Ensure that all Amazon internet-facing load balancers (Classic Load Balancers and Application Load Balancers) provisioned within your AWS account are regularly reviewed for security purposes. An internet-facing AWS ELB/ALB has a publicly resolvable DNS name, required to route HTTP(S) requests from clients over the Internet to the EC2 instances that are registered with the load balancer. Contrarily, an internal AWS load balancer is usually used within a multi-tier architecture, where you have front-end web servers that make requests to the internal AWS ELB/ALB, using private IP addresses that are resolved from the internal ELB/ALB DNS name.

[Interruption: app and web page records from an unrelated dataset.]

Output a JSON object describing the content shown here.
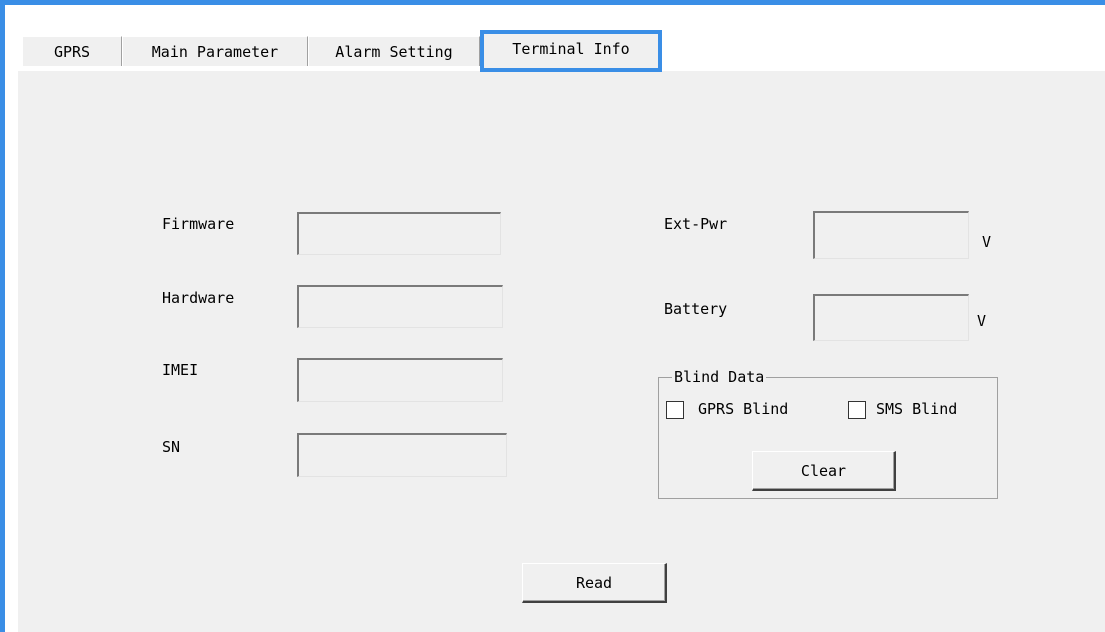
{
  "tabs": [
    {
      "label": "GPRS"
    },
    {
      "label": "Main Parameter"
    },
    {
      "label": "Alarm Setting"
    },
    {
      "label": "Terminal Info"
    }
  ],
  "active_tab": 3,
  "left_fields": [
    {
      "label": "Firmware",
      "value": ""
    },
    {
      "label": "Hardware",
      "value": ""
    },
    {
      "label": "IMEI",
      "value": ""
    },
    {
      "label": "SN",
      "value": ""
    }
  ],
  "right_fields": [
    {
      "label": "Ext-Pwr",
      "value": "",
      "unit": "V"
    },
    {
      "label": "Battery",
      "value": "",
      "unit": "V"
    }
  ],
  "blind_data": {
    "title": "Blind Data",
    "gprs_blind_label": "GPRS Blind",
    "gprs_blind_checked": false,
    "sms_blind_label": "SMS Blind",
    "sms_blind_checked": false,
    "clear_label": "Clear"
  },
  "read_label": "Read",
  "colors": {
    "accent": "#3a8ee6",
    "panel_bg": "#f0f0f0"
  }
}
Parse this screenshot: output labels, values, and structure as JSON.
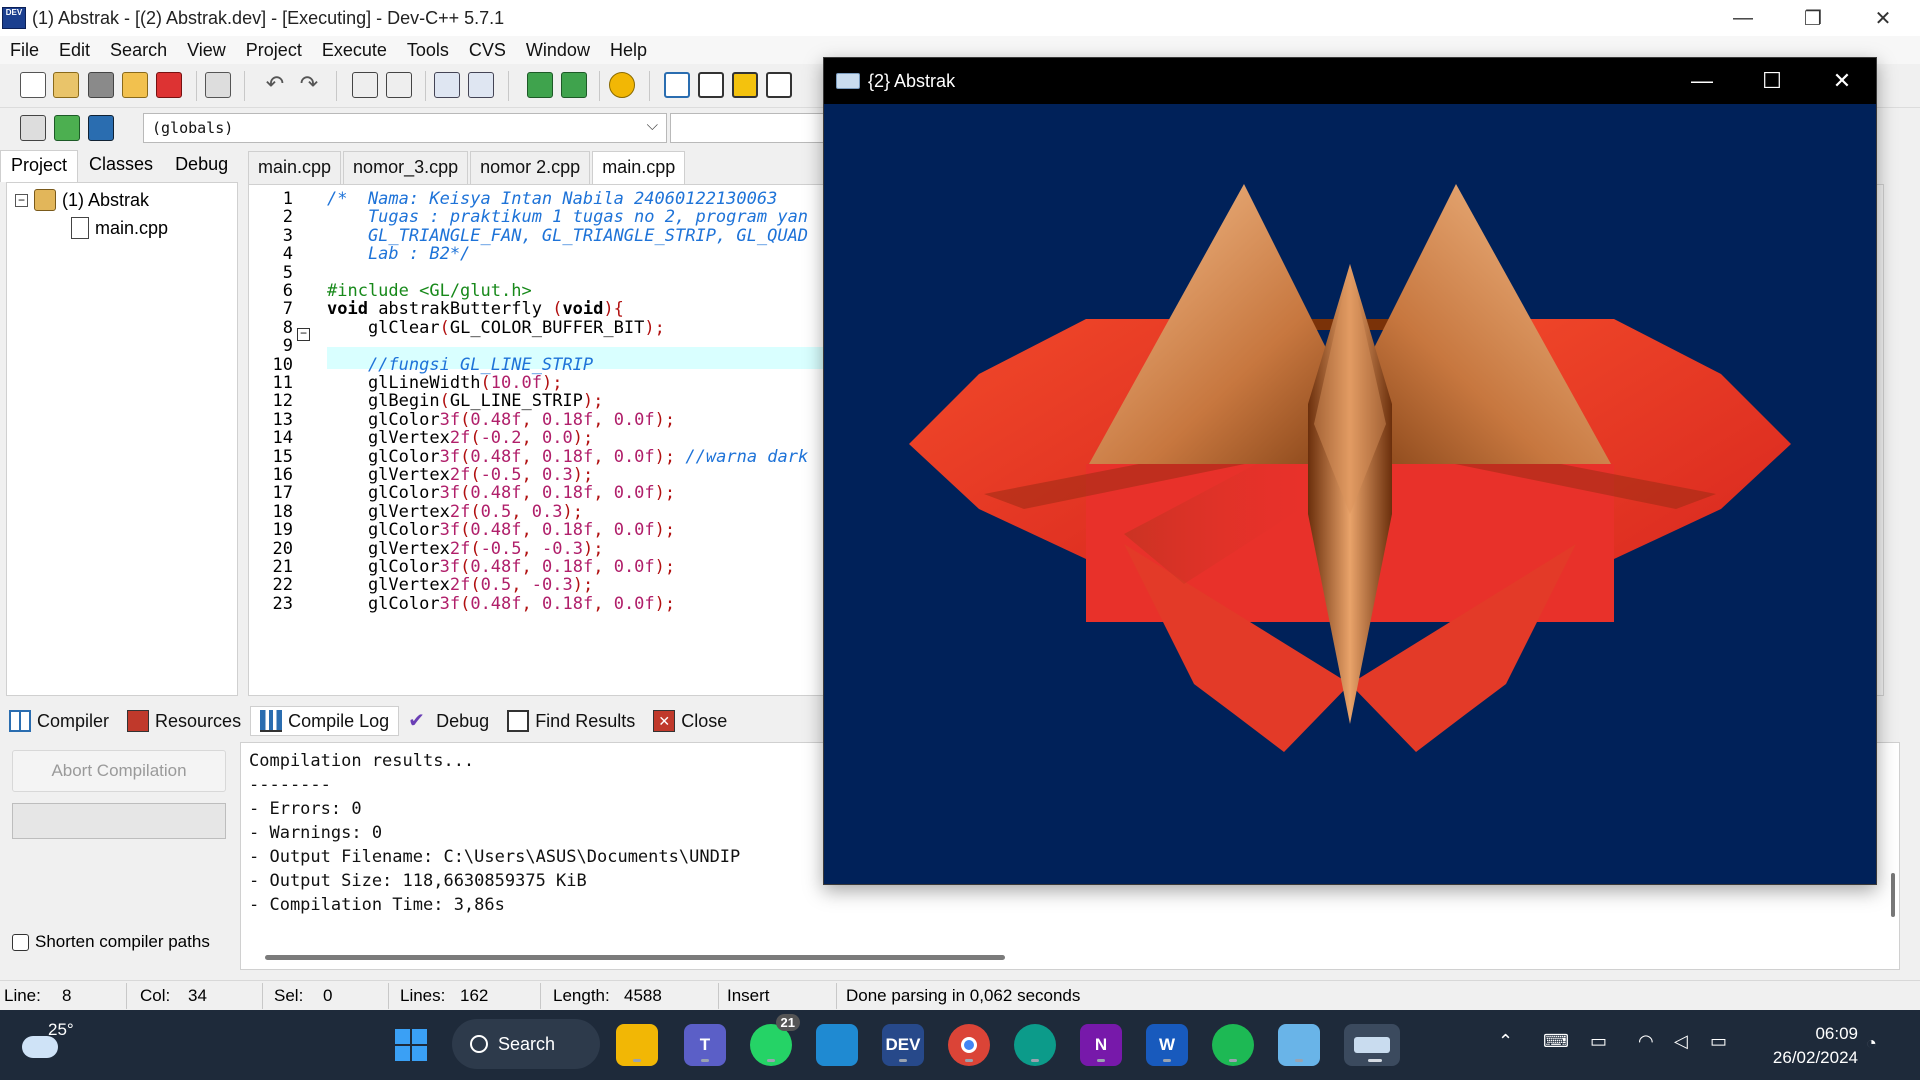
{
  "window": {
    "title": "(1) Abstrak - [(2) Abstrak.dev] - [Executing] - Dev-C++ 5.7.1",
    "minimize": "—",
    "restore": "❐",
    "close": "✕"
  },
  "menu": [
    "File",
    "Edit",
    "Search",
    "View",
    "Project",
    "Execute",
    "Tools",
    "CVS",
    "Window",
    "Help"
  ],
  "scope_combo": "(globals)",
  "left_tabs": [
    "Project",
    "Classes",
    "Debug"
  ],
  "project_tree": {
    "root": "(1) Abstrak",
    "child": "main.cpp"
  },
  "editor_tabs": [
    "main.cpp",
    "nomor_3.cpp",
    "nomor 2.cpp",
    "main.cpp"
  ],
  "code_lines": [
    "/*  Nama: Keisya Intan Nabila 24060122130063",
    "    Tugas : praktikum 1 tugas no 2, program yan",
    "    GL_TRIANGLE_FAN, GL_TRIANGLE_STRIP, GL_QUAD",
    "    Lab : B2*/",
    "",
    "#include <GL/glut.h>",
    "void abstrakButterfly (void){",
    "    glClear(GL_COLOR_BUFFER_BIT);",
    "",
    "    //fungsi GL_LINE_STRIP",
    "    glLineWidth(10.0f);",
    "    glBegin(GL_LINE_STRIP);",
    "    glColor3f(0.48f, 0.18f, 0.0f);",
    "    glVertex2f(-0.2, 0.0);",
    "    glColor3f(0.48f, 0.18f, 0.0f); //warna dark",
    "    glVertex2f(-0.5, 0.3);",
    "    glColor3f(0.48f, 0.18f, 0.0f);",
    "    glVertex2f(0.5, 0.3);",
    "    glColor3f(0.48f, 0.18f, 0.0f);",
    "    glVertex2f(-0.5, -0.3);",
    "    glColor3f(0.48f, 0.18f, 0.0f);",
    "    glVertex2f(0.5, -0.3);",
    "    glColor3f(0.48f, 0.18f, 0.0f);"
  ],
  "bottom_tabs": [
    "Compiler",
    "Resources",
    "Compile Log",
    "Debug",
    "Find Results",
    "Close"
  ],
  "abort_button": "Abort Compilation",
  "shorten_paths": "Shorten compiler paths",
  "log_lines": [
    "Compilation results...",
    "--------",
    "- Errors: 0",
    "- Warnings: 0",
    "- Output Filename: C:\\Users\\ASUS\\Documents\\UNDIP",
    "- Output Size: 118,6630859375 KiB",
    "- Compilation Time: 3,86s"
  ],
  "status": {
    "line_label": "Line:",
    "line": "8",
    "col_label": "Col:",
    "col": "34",
    "sel_label": "Sel:",
    "sel": "0",
    "lines_label": "Lines:",
    "lines": "162",
    "length_label": "Length:",
    "length": "4588",
    "mode": "Insert",
    "message": "Done parsing in 0,062 seconds"
  },
  "gl_window": {
    "title": "{2} Abstrak"
  },
  "taskbar": {
    "temperature": "25°",
    "search": "Search",
    "whatsapp_badge": "21",
    "time": "06:09",
    "date": "26/02/2024"
  },
  "colors": {
    "gl_background": "#002159",
    "wing_red": "#e8312a",
    "cone_light": "#f0b27e",
    "cone_dark": "#7a3a10",
    "taskbar": "#1e2a3a",
    "comment": "#1e73d8",
    "preprocessor": "#17891a",
    "number": "#b01f6a",
    "current_line": "#d9ffff"
  }
}
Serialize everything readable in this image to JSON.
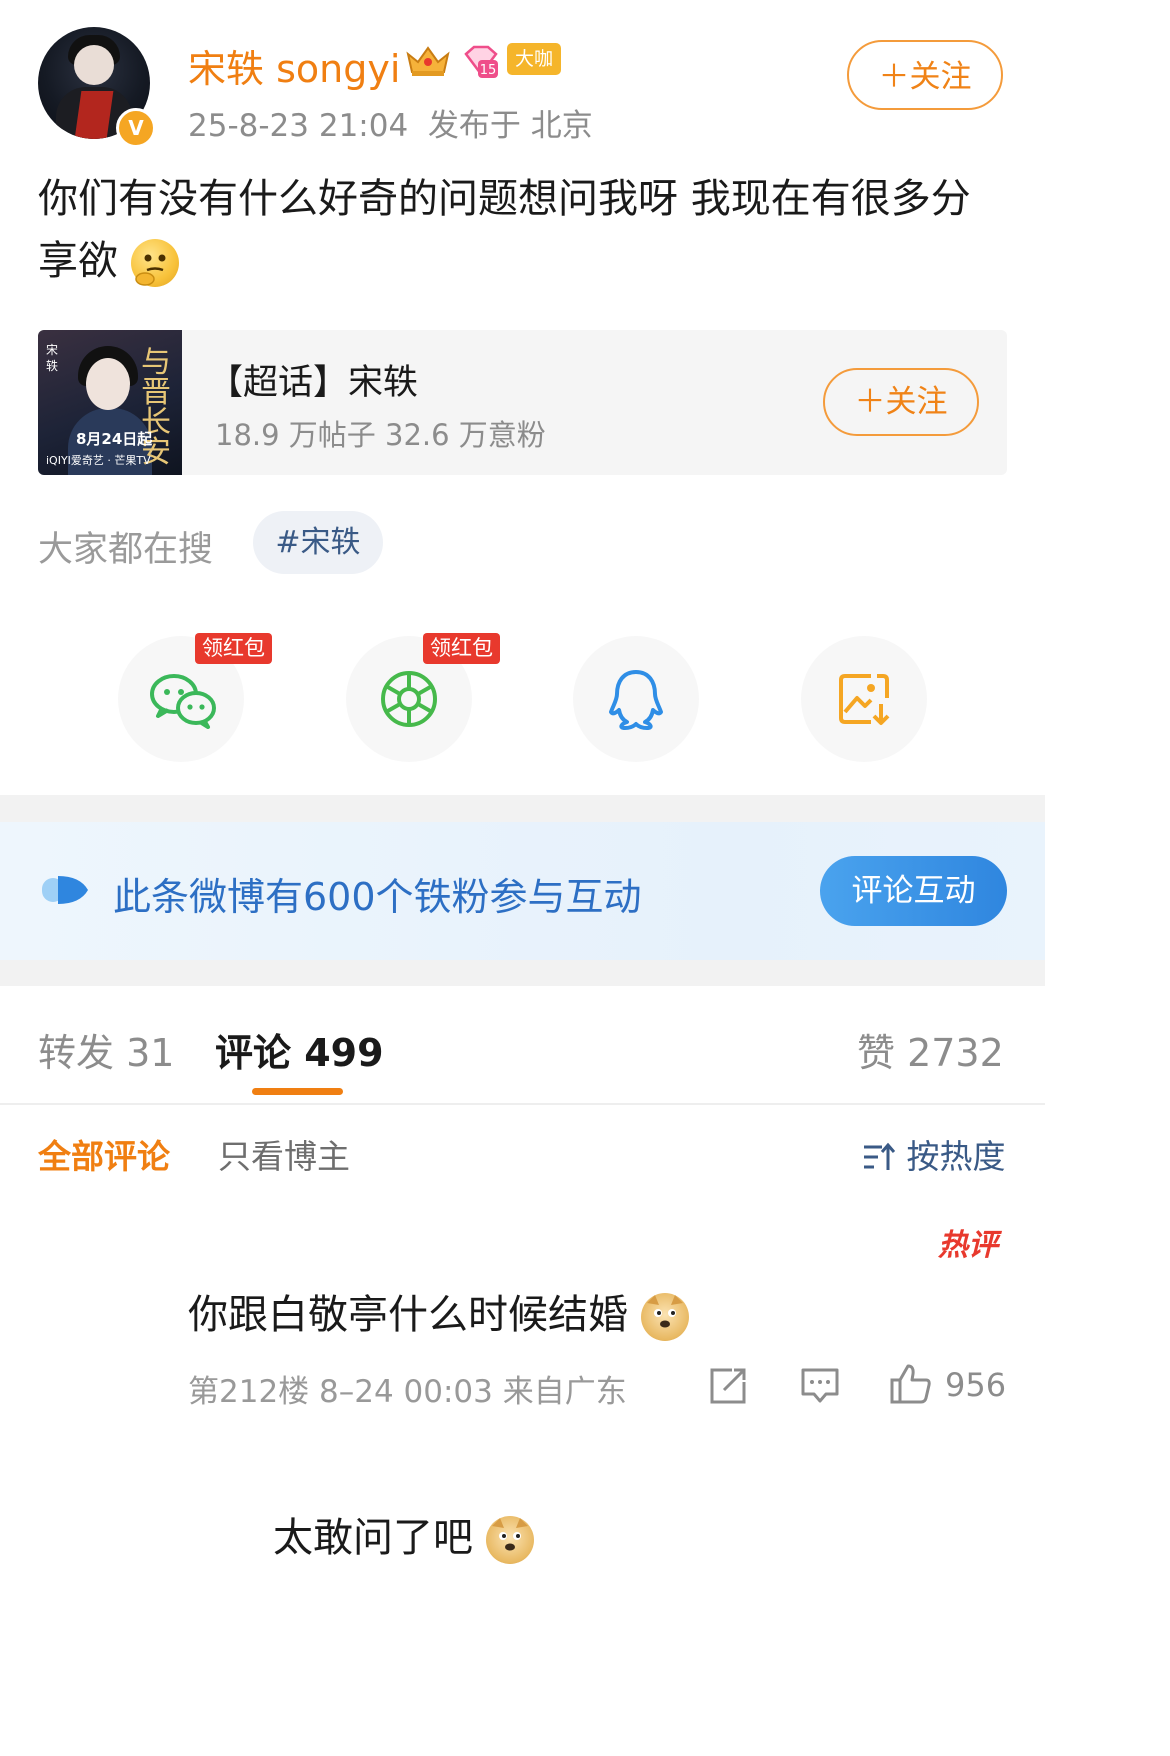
{
  "post": {
    "username": "宋轶 songyi",
    "badge_daka": "大咖",
    "gem_level": "15",
    "verified_mark": "V",
    "timestamp": "25-8-23 21:04",
    "location": "发布于 北京",
    "follow_label": "＋关注",
    "text": "你们有没有什么好奇的问题想问我呀 我现在有很多分享欲"
  },
  "topic_card": {
    "title": "【超话】宋轶",
    "stats": "18.9 万帖子  32.6 万意粉",
    "follow_label": "＋关注",
    "poster": {
      "title": "与晋长安",
      "date": "8月24日起",
      "side_text": "宋轶",
      "brand": "iQIYI爱奇艺 · 芒果TV"
    }
  },
  "search": {
    "label": "大家都在搜",
    "tag": "#宋轶"
  },
  "share": {
    "red_packet_label": "领红包",
    "targets": [
      {
        "icon": "wechat-icon",
        "color": "#3bb85a"
      },
      {
        "icon": "moments-icon",
        "color": "#46b94b"
      },
      {
        "icon": "qq-icon",
        "color": "#2f8ee6"
      },
      {
        "icon": "save-image-icon",
        "color": "#f5a623"
      }
    ]
  },
  "banner": {
    "text": "此条微博有600个铁粉参与互动",
    "button": "评论互动"
  },
  "tabs": {
    "repost": "转发 31",
    "comment": "评论 499",
    "likes": "赞 2732"
  },
  "filters": {
    "all": "全部评论",
    "owner_only": "只看博主",
    "sort": "按热度"
  },
  "comment": {
    "hot_tag": "热评",
    "text": "你跟白敬亭什么时候结婚",
    "meta": "第212楼  8–24 00:03  来自广东",
    "likes": "956"
  },
  "reply": {
    "text": "太敢问了吧"
  },
  "colors": {
    "accent_orange": "#f07f12",
    "link_blue": "#2d6fc4",
    "red": "#e8392d"
  }
}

Cloud Conformity recommends reviewing your internet-facing load balancers on a regular basis to ensure that the scheme used fits your requirements from the security standpoint.
Using the right scheme (internal or internet-facing) for your AWS Classic Load Balancers (ELBs) and Application Load Balancers (ALBs) is essential for maintaining your load balancing architecture secure.
To identify the scheme used by the ELBs/ALBs provisioned within your AWS account, perform the following:
Case A: Review your internet-facing load balancers (ELBs and ALBs) and maintain the current scheme configuration. In this case your Amazon load balancers are publicly accessible from the Internet by design and intentional (i.e. these comply with the security requirements established within your organization).
Case B: Review your internet-facing load balancers and change the scheme configuration for any load balancing resources (ELBs and ALBs) that are not following the regulatory security requirements. To change the scheme for your AWS load balancers you need to re-create these with the internal scheme configuration. To create internal Amazon ELBs/ALBs, perform the following:
Create internal Classic Load Balancers (ELBs):
Create internal Application Load Balancers (ELBs):